Time filter

Source Type

Zahur M.,University of Gujrat | Afroz A.,University of Gujrat | Rashid U.,University of Gujrat | Khaliq S.,University of Health Sciences, Lahore | Khaliq S.,Institute of Clinical Chemistry UMG Laboratories
Current Protein and Peptide Science | Year: 2014

The most prevalent skin infections are mainly caused by species of dermatophytes of the genera Trichophyton, Microsporum, and Epidermophyton that infect keratinized tissues and stratum corneum of skin and hair. Besides proteases with putative role of kinases and other enzymes, immune modulators are abundantly secreted during infection as well. The molecular mechanism used by the dermatophytes to infect and counteract the host immune response is not well understood. The defense against infections basically depends on the host's immune responses to metabolites of the fungi, virulence of the infecting strain or species and anatomical site of the infection. The two aspects of the immune system, the immediate hypersensitivity and delayed-type hypersensitivity against dermatophytes may be crucial to the progression and severity of skin infection. Management of the infection through species identification and molecular diagnostic techniques as well as use of novel targeted drugs in addition to conventional anti-fungal compounds is of great importance in dealing with disease onsets and outbreaks. Here we reviewed the fungal skin infections elucidating their biologic and immunologic characteristics. Reaction to fungal invasion by the infected epithelial tissue on the host side is also discussed. Moreover, determinants of protective immunity and treatment options are focused that could confer long-lasting resistance to infection. © 2014 Bentham Science Publishers. Source

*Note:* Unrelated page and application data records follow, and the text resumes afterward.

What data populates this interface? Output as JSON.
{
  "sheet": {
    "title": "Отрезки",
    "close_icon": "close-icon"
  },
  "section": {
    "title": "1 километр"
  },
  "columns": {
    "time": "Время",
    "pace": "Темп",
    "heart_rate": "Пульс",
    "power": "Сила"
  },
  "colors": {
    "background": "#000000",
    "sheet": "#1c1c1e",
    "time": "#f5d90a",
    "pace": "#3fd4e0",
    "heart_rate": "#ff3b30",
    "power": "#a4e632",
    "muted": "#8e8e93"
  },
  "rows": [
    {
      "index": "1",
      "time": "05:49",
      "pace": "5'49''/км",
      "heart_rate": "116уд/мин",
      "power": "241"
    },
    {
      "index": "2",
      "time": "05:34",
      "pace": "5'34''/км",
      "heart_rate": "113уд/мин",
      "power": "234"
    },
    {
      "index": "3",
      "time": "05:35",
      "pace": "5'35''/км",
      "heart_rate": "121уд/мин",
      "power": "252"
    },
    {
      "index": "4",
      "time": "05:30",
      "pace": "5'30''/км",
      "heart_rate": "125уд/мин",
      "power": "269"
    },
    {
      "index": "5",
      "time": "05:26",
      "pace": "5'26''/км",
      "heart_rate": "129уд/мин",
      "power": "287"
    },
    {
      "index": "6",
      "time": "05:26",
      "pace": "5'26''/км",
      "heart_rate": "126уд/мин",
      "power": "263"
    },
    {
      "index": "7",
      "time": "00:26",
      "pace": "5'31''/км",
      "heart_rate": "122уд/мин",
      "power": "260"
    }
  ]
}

Firasat S.,Institute of Clinical Chemistry UMG Laboratories | Firasat S.,University of Wah | Hecker M.,University of Heidelberg | Binder L.,Institute of Clinical Chemistry UMG Laboratories | Asif A.R.,Institute of Clinical Chemistry UMG Laboratories
Expert Review of Proteomics | Year: 2014

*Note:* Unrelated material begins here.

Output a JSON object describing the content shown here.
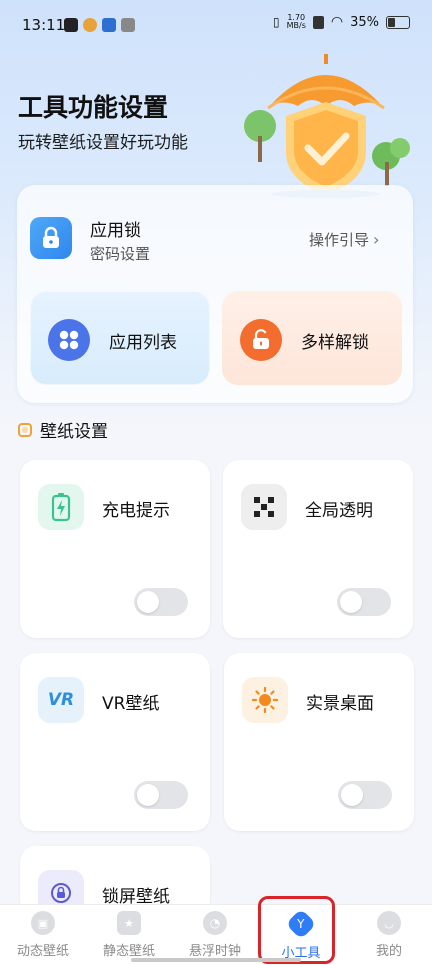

The vascular endothelium lining the luminal surface of all blood vessels is constantly exposed to shear stress exerted by the flowing blood. Blood flow with high laminar shear stress confers protection by activation of antiatherogenic, antithrombotic and anti-inflammatory proteins, whereas low or oscillatory shear stress may promote endothelial dysfunction, thereby contributing to cardiovascular disease. Despite the usefulness of proteomic techniques in medical research, however, there are relatively few reports on proteome analysis of cultured vascular endothelial cells employing conditions that mimic in vivo shear stress attributes. This review focuses on the proteome studies that have utilized cultured endothelial cells to identify molecular mediators of shear stress and the roles they play in the regulation of endothelial function, and their ensuing effect on vascular function in general. It provides an overview on current strategies in shear stress-related proteomics and the key proteins mediating its effects which have been characterized so far. © 2014 Informa UK, Ltd. Source

Discover hidden collaborations